a lifespan can be divided into countless parts, each completely independent of the others, so that it does not follow from the fact that I existed a little while ago that I must exist now, unless there is some cause which as it were creates me afresh at this moment – that is, which preserves me. For it is quite clear to anyone who attentively considers the nature of time that the same power and action are needed to preserve anything at each individual moment of its duration as would be required to create that thing anew if it were not yet in existence. Hence the distinction between preservation and creation is only a conceptual one, and this is one of the things that are evident by the natural light (7:49)
Descartes makes several points here. The first claim is that a substance is temporally extended in the sense that its existence can be divided into discrete moments, each of which is independent of the others. The second point is Descartes’s claim about preservation being equivalent to creation. He endorses the following principle.
- Preservation Principle:
- the same power or action is needed to preserve a substance from moment to moment as is needed to create that substance at a moment
Since the Meditator is at least a finite thinking substance, something is needed to sustain the Meditator’s existence as a finite being. This cannot come from the Meditator’s finite creator in the sense of their parents or any other finite substance, since such beings would lack the power necessary to preserve the Meditator’s existence from moment to moment. So it must come from an infinite substance – God. More formally, the argument looks like this:
- Any substance that exists exists at discrete moments that are independent of one another
- The existence of a substance at one moment does not give it the power to exist at any other moment
- Existence from one moment to the next requires an act equivalent to creation (preservation = creation)
- No finite entity can create itself
- ∴ No finite entity can preserve itself from one moment to the next
- At least one finite substance exists from one moment to the next
- ∴ There must be some entity capable of creation & preservation—God

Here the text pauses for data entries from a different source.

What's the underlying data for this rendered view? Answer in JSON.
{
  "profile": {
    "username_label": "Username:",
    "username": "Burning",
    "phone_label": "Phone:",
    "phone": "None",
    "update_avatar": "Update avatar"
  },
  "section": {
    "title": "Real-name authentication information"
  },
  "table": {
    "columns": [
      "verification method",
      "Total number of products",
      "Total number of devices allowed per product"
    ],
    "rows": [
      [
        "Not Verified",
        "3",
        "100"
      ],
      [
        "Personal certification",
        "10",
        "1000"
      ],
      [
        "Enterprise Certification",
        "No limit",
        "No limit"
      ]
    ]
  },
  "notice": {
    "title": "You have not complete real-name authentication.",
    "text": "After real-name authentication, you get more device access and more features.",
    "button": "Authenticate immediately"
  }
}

The argument appears sound, but that isn’t to say that it is unobjectionable. Obviously, one of the most controversial claims here is that there is no fundamental difference between preservation and creation. Further controversial assumptions include the claim that time may be divided into discrete and independent moments in the manner that Descartes suggests, and that a substance which exists at a moment needs something other than itself to continue to exist at the next moment.